United States v. Comer, No. 19-4466 (4th Cir. 2021)Annotate this Case
Defendant was convicted of conspiring to engage in sex trafficking after she lured women into prostitution via social media and, in at least one case, attempted to use Facebook to force a young woman who had left her trafficking ring to return. While defendant was later on supervised release from her trafficking conviction, she used Facebook to help broker a drug deal.
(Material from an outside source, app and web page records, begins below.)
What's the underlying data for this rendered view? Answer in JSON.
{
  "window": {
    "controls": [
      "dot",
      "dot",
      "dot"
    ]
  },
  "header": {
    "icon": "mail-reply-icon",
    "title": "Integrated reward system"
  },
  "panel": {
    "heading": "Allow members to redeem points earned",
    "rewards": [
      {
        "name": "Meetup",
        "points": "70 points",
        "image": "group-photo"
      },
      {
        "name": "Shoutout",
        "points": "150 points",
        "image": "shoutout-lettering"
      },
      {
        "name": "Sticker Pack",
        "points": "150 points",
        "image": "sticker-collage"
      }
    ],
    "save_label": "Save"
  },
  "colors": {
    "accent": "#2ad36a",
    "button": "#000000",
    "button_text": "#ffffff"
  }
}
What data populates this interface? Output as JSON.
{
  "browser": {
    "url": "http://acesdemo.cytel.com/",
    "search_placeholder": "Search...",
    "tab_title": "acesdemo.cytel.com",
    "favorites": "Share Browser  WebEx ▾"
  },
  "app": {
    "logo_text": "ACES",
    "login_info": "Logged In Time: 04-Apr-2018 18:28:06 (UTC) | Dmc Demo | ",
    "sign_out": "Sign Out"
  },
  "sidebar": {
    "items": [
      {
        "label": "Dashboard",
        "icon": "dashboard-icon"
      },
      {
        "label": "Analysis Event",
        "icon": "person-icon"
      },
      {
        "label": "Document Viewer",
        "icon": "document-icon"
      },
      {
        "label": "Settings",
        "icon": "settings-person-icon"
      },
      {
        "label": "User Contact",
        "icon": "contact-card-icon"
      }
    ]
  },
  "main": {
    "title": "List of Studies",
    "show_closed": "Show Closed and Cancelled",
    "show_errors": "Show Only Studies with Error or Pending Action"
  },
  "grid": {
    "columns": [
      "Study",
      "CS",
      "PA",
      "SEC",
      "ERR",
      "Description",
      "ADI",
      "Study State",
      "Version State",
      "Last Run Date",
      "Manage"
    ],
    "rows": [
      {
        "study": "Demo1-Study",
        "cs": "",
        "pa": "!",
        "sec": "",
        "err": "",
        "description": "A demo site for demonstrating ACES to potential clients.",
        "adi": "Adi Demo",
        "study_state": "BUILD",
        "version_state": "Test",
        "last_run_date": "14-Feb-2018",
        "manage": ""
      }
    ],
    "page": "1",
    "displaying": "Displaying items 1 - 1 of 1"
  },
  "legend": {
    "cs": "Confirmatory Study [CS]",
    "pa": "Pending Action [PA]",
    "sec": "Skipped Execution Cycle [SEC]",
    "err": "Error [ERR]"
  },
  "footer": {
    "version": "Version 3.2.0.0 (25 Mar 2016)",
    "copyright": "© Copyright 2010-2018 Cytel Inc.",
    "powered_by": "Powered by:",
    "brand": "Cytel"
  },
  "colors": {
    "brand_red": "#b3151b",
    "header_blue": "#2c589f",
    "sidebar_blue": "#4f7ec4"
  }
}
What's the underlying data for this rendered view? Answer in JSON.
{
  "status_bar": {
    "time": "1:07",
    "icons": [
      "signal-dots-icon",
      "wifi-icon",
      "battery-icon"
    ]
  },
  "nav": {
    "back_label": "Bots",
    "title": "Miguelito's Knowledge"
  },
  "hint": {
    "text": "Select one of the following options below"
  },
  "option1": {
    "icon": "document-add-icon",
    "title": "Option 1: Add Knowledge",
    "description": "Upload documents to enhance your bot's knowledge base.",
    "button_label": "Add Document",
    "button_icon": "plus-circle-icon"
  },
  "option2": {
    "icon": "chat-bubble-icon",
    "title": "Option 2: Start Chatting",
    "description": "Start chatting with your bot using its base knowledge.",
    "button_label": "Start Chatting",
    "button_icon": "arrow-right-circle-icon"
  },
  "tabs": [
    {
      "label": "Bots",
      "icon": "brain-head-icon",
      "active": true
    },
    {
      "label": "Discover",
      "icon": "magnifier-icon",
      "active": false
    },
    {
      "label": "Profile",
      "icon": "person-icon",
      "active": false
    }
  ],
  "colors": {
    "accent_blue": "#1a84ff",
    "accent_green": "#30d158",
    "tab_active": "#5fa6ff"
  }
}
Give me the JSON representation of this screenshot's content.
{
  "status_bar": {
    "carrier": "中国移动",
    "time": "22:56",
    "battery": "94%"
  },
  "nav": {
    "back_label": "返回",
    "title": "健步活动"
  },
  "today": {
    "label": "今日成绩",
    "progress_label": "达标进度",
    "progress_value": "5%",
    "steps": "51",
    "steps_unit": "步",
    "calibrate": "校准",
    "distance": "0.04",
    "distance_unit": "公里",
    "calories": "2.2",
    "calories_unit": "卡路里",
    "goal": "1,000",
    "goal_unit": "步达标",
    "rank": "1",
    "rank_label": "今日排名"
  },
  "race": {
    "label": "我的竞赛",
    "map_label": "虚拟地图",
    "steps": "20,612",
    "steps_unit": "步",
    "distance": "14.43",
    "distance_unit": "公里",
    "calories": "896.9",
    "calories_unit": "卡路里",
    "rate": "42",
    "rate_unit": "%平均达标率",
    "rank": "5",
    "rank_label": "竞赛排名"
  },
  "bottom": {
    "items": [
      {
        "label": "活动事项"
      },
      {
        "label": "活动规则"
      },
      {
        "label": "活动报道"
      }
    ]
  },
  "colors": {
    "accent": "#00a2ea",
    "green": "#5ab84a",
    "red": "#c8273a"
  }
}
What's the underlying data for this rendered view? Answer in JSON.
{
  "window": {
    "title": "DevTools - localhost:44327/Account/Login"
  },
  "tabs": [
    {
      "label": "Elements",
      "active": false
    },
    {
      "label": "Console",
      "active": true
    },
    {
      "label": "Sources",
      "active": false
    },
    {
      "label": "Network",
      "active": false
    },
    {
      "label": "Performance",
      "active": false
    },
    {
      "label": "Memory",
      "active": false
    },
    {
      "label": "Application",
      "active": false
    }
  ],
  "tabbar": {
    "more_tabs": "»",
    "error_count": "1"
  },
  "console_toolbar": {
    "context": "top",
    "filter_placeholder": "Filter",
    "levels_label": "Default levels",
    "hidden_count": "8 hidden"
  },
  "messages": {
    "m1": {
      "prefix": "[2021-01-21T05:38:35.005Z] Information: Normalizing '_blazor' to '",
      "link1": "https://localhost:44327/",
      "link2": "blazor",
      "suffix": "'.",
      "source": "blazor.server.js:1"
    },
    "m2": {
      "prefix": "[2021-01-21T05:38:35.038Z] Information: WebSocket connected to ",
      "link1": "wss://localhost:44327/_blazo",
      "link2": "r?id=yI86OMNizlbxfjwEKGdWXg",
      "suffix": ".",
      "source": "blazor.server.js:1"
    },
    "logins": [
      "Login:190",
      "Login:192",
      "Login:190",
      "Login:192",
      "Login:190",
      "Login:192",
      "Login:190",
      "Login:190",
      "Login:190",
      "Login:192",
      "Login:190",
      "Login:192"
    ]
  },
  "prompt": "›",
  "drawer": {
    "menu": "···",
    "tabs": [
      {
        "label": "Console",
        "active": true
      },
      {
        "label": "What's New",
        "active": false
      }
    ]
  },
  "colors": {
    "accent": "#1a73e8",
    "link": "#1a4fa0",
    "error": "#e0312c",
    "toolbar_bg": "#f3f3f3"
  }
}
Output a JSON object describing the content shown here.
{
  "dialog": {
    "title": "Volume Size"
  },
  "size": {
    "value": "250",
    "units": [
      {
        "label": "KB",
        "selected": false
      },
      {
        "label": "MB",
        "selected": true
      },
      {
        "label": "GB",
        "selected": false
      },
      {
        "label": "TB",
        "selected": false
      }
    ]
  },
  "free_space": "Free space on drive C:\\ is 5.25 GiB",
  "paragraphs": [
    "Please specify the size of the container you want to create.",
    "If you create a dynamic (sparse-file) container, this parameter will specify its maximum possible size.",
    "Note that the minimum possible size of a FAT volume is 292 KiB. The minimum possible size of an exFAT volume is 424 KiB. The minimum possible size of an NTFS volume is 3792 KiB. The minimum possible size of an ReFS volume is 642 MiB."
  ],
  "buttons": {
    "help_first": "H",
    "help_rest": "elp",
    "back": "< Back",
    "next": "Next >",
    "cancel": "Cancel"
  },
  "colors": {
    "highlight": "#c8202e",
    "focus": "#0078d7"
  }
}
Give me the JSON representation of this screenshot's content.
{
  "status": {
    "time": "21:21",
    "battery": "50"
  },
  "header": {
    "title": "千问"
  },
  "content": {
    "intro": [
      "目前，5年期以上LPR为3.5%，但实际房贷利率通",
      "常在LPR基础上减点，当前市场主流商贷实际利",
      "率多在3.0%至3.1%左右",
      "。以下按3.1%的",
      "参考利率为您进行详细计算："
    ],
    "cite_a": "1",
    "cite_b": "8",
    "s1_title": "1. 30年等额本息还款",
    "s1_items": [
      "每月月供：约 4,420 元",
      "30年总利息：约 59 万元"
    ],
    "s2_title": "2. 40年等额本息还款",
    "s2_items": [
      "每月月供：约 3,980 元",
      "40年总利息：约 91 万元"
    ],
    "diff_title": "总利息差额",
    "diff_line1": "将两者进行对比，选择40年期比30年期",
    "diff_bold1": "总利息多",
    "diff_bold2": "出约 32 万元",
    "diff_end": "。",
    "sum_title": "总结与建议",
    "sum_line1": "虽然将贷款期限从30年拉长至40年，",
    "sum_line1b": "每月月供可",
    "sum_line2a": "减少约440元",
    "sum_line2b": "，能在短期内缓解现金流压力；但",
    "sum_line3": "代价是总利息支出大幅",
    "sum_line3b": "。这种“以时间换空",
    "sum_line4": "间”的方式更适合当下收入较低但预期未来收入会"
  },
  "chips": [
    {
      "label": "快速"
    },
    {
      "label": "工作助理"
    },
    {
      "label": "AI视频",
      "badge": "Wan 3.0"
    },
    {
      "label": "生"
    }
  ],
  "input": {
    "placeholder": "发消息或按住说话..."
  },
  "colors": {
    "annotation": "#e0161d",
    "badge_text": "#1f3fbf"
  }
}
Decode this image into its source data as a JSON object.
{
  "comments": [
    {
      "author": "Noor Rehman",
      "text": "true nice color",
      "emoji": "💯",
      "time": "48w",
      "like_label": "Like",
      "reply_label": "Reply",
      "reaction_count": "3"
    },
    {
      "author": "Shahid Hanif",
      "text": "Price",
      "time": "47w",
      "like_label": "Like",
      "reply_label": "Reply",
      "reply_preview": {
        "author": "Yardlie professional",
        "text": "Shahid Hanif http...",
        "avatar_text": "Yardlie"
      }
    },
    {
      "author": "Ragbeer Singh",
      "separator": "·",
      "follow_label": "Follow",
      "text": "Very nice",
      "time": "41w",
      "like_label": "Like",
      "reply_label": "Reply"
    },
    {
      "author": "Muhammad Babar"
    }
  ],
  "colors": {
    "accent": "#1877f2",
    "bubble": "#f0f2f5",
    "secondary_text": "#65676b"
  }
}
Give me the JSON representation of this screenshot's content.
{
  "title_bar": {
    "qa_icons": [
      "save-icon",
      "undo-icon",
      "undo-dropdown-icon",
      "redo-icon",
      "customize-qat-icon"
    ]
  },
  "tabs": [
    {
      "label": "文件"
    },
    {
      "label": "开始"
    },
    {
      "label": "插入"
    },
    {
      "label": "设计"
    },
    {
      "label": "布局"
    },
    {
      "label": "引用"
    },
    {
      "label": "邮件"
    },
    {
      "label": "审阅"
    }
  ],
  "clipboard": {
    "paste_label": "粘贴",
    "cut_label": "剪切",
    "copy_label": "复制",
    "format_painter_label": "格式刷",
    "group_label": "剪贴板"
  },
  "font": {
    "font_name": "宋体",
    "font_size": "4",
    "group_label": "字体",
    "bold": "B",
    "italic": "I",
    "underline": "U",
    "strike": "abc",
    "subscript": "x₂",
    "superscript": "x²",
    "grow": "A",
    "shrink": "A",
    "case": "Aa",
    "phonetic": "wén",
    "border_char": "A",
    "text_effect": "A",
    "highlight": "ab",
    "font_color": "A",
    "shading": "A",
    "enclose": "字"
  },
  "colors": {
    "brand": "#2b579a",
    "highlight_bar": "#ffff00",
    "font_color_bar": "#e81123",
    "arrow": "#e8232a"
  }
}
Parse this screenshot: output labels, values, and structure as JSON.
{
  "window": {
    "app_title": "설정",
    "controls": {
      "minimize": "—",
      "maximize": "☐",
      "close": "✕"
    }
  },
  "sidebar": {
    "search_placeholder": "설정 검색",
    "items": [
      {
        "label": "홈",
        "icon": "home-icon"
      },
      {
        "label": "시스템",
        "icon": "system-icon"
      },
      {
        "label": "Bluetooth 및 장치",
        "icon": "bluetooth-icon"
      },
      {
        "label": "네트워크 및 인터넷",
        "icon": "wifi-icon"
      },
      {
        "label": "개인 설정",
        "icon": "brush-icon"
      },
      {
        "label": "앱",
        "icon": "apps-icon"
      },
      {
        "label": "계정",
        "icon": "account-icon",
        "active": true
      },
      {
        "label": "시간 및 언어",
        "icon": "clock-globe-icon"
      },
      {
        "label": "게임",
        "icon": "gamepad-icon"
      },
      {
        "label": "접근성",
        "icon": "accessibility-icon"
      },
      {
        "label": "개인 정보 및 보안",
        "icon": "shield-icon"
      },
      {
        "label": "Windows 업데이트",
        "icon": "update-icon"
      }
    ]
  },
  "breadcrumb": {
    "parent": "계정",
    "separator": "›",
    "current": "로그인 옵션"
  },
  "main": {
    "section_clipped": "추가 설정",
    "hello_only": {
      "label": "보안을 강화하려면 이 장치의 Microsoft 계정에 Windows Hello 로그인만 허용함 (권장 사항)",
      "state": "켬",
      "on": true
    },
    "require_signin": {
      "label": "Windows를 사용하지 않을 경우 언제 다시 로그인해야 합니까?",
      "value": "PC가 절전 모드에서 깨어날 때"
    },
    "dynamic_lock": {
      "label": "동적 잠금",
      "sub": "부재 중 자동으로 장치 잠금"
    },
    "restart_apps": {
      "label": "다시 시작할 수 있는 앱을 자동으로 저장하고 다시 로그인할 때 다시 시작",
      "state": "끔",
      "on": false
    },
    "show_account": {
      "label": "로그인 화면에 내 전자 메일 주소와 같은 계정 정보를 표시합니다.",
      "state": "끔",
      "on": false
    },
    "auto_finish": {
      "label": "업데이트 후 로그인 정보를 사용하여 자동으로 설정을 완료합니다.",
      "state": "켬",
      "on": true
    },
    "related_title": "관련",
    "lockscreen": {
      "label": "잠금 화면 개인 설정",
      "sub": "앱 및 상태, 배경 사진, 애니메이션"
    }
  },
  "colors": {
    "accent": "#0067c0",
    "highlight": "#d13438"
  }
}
The Fourth Circuit affirmed the district court's imposition of a social networking special condition of supervised release, concluding that the condition is not unconstitutionally vague. The court also concluded that the district court did not abuse its discretion by imposing the social networking condition where the condition advanced the statutory goals of deterrence, protecting the public, and rehabilitation, and it deprived defendant of no more liberty than was necessary to accomplish these goals—even if it does prevent her from finding a romantic partner online during the period of supervision. Finally, while the court found no plain error in the district court's management of the hearing, the court joined the Seventh Circuit in cautioning against sitting Probation with the Government while in the courtroom.